━━ SOURCE MATERIAL ━━

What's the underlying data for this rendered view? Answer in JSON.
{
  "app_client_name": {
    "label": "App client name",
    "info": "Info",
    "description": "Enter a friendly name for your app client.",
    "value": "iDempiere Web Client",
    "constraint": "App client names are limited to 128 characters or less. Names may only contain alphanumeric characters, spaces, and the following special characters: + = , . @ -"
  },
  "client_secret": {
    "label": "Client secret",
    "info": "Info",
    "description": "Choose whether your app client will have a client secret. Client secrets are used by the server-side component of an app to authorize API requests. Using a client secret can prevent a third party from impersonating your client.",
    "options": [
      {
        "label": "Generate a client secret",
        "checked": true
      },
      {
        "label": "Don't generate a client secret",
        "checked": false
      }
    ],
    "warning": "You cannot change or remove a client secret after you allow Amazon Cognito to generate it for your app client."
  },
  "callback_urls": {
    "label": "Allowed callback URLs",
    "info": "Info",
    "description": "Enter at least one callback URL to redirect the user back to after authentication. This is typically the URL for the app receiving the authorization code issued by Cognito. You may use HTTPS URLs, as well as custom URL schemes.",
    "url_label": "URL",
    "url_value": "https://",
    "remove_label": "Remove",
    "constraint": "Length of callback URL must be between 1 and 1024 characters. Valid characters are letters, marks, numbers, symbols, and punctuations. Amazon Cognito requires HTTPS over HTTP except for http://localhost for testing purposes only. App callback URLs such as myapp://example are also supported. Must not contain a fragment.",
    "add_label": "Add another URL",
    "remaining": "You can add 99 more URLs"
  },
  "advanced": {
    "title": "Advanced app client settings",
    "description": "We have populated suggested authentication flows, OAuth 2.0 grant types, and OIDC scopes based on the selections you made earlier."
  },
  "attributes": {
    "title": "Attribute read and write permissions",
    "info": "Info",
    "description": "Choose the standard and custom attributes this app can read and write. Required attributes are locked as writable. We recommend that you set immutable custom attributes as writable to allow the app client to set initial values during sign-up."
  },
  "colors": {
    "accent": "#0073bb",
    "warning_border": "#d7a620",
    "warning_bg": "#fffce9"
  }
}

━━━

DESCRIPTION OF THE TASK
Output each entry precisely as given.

WRITTEN RESPONSE
What's the underlying data for this rendered view? Answer in JSON.
{
  "app_client_name": {
    "label": "App client name",
    "info": "Info",
    "description": "Enter a friendly name for your app client.",
    "value": "iDempiere Web Client",
    "constraint": "App client names are limited to 128 characters or less. Names may only contain alphanumeric characters, spaces, and the following special characters: + = , . @ -"
  },
  "client_secret": {
    "label": "Client secret",
    "info": "Info",
    "description": "Choose whether your app client will have a client secret. Client secrets are used by the server-side component of an app to authorize API requests. Using a client secret can prevent a third party from impersonating your client.",
    "options": [
      {
        "label": "Generate a client secret",
        "checked": true
      },
      {
        "label": "Don't generate a client secret",
        "checked": false
      }
    ],
    "warning": "You cannot change or remove a client secret after you allow Amazon Cognito to generate it for your app client."
  },
  "callback_urls": {
    "label": "Allowed callback URLs",
    "info": "Info",
    "description": "Enter at least one callback URL to redirect the user back to after authentication. This is typically the URL for the app receiving the authorization code issued by Cognito. You may use HTTPS URLs, as well as custom URL schemes.",
    "url_label": "URL",
    "url_value": "https://",
    "remove_label": "Remove",
    "constraint": "Length of callback URL must be between 1 and 1024 characters. Valid characters are letters, marks, numbers, symbols, and punctuations. Amazon Cognito requires HTTPS over HTTP except for http://localhost for testing purposes only. App callback URLs such as myapp://example are also supported. Must not contain a fragment.",
    "add_label": "Add another URL",
    "remaining": "You can add 99 more URLs"
  },
  "advanced": {
    "title": "Advanced app client settings",
    "description": "We have populated suggested authentication flows, OAuth 2.0 grant types, and OIDC scopes based on the selections you made earlier."
  },
  "attributes": {
    "title": "Attribute read and write permissions",
    "info": "Info",
    "description": "Choose the standard and custom attributes this app can read and write. Required attributes are locked as writable. We recommend that you set immutable custom attributes as writable to allow the app client to set initial values during sign-up."
  },
  "colors": {
    "accent": "#0073bb",
    "warning_border": "#d7a620",
    "warning_bg": "#fffce9"
  }
}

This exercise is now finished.